The rich flavor, delicate texture, and versatility of pâte brisée have made it the standard at Martha Stewart Living and in this book, where it is used for pies and tarts both sweet and savory. From three main components — flour, fat, and water — plus a little sugar and salt, you get a crust that is incomparably flaky, yet sturdy enough to contain nearly any filling. An all-butter pâte brisée tastes best, but some cooks use shortening or lard for additional tenderness. The name pâte brisée means “broken pastry,” and refers to cutting the butter into the flour, either by hand or with a food processor. The butter-flour mixture should resemble coarse meal, with some pieces of butter the size of small peas, before cold water is drizzled into it; these bits of unincorporated butter give pâte brisée its famously flaky texture by releasing steam as they melt.
More formally known as pâte brisée, this workhorse crust is relatively easy to manage and bakes up wonderfully flaky. It is the ideal choice for homemade pop-tarts, but pairs perfectly with almost any filling in this book.
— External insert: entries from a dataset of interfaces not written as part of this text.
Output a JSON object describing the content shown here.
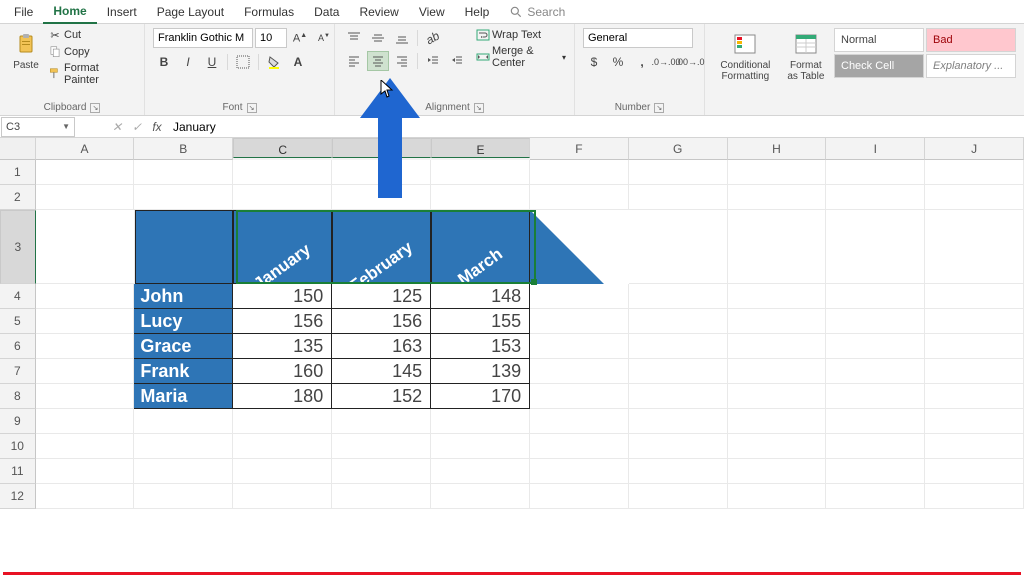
{
  "tabs": [
    "File",
    "Home",
    "Insert",
    "Page Layout",
    "Formulas",
    "Data",
    "Review",
    "View",
    "Help"
  ],
  "active_tab": "Home",
  "search": {
    "placeholder": "Search"
  },
  "ribbon": {
    "clipboard": {
      "paste": "Paste",
      "cut": "Cut",
      "copy": "Copy",
      "painter": "Format Painter",
      "title": "Clipboard"
    },
    "font": {
      "name": "Franklin Gothic M",
      "size": "10",
      "bold": "B",
      "italic": "I",
      "underline": "U",
      "title": "Font"
    },
    "alignment": {
      "wrap": "Wrap Text",
      "merge": "Merge & Center",
      "title": "Alignment"
    },
    "number": {
      "format": "General",
      "title": "Number"
    },
    "styles": {
      "cond": "Conditional Formatting",
      "table": "Format as Table",
      "normal": "Normal",
      "bad": "Bad",
      "check": "Check Cell",
      "expl": "Explanatory ..."
    }
  },
  "namebox": "C3",
  "formula": "January",
  "columns": [
    "A",
    "B",
    "C",
    "D",
    "E",
    "F",
    "G",
    "H",
    "I",
    "J"
  ],
  "selected_cols": [
    "C",
    "D",
    "E"
  ],
  "row_heights": {
    "default": 25,
    "r3": 74
  },
  "selected_row": 3,
  "chart_data": {
    "type": "table",
    "categories": [
      "January",
      "February",
      "March"
    ],
    "series": [
      {
        "name": "John",
        "values": [
          150,
          125,
          148
        ]
      },
      {
        "name": "Lucy",
        "values": [
          156,
          156,
          155
        ]
      },
      {
        "name": "Grace",
        "values": [
          135,
          163,
          153
        ]
      },
      {
        "name": "Frank",
        "values": [
          160,
          145,
          139
        ]
      },
      {
        "name": "Maria",
        "values": [
          180,
          152,
          170
        ]
      }
    ]
  },
  "accent": "#2e75b6"
}
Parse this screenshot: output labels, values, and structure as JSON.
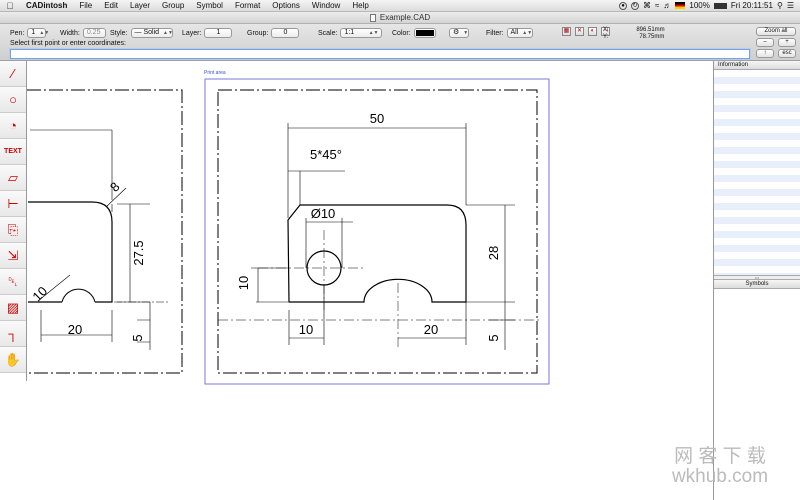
{
  "menubar": {
    "app_name": "CADintosh",
    "items": [
      "File",
      "Edit",
      "Layer",
      "Group",
      "Symbol",
      "Format",
      "Options",
      "Window",
      "Help"
    ],
    "battery": "100%",
    "clock": "Fri 20:11:51"
  },
  "window": {
    "title": "Example.CAD"
  },
  "toolbar": {
    "pen": {
      "label": "Pen:",
      "value": "1"
    },
    "width": {
      "label": "Width:",
      "value": "0.25"
    },
    "style": {
      "label": "Style:",
      "value": "Solid"
    },
    "layer": {
      "label": "Layer:",
      "value": "1"
    },
    "group": {
      "label": "Group:",
      "value": "0"
    },
    "scale": {
      "label": "Scale:",
      "value": "1:1"
    },
    "color": {
      "label": "Color:",
      "value": "#000000"
    },
    "filter": {
      "label": "Filter:",
      "value": "All"
    },
    "prompt": "Select first point or enter coordinates:",
    "command_value": "",
    "coords": {
      "x_label": "X:",
      "x": "896.51mm",
      "y_label": "Y:",
      "y": "78.75mm"
    },
    "zoom": {
      "all": "Zoom all",
      "minus": "–",
      "plus": "+",
      "up": "↑",
      "esc": "esc"
    }
  },
  "tools": [
    {
      "name": "line-tool",
      "glyph": "∕"
    },
    {
      "name": "circle-tool",
      "glyph": "○"
    },
    {
      "name": "arc-tool",
      "glyph": "◔"
    },
    {
      "name": "text-tool",
      "glyph": "TEXT"
    },
    {
      "name": "dimension-tool",
      "glyph": "▱"
    },
    {
      "name": "trim-tool",
      "glyph": "⊢"
    },
    {
      "name": "copy-tool",
      "glyph": "⎘"
    },
    {
      "name": "move-tool",
      "glyph": "⇲"
    },
    {
      "name": "delete-tool",
      "glyph": "␡"
    },
    {
      "name": "hatch-tool",
      "glyph": "▨"
    },
    {
      "name": "fillet-tool",
      "glyph": "┐"
    },
    {
      "name": "pan-tool",
      "glyph": "✋"
    }
  ],
  "canvas": {
    "print_area_label": "Print area",
    "dims": {
      "width_50": "50",
      "chamfer": "5*45°",
      "diameter": "Ø10",
      "height_28": "28",
      "height_10": "10",
      "offset_10": "10",
      "width_20": "20",
      "height_5": "5",
      "left_width_20": "20",
      "left_height": "27.5",
      "left_height_5": "5",
      "left_fillet_8": "8",
      "left_radius_10": "10"
    }
  },
  "sidebar": {
    "information_title": "Information",
    "symbols_title": "Symbols"
  },
  "watermark": {
    "line1": "网 客 下 载",
    "line2": "wkhub.com"
  }
}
Use it with the Coconut Cream Pie recipe or the Pecan Pie recipe.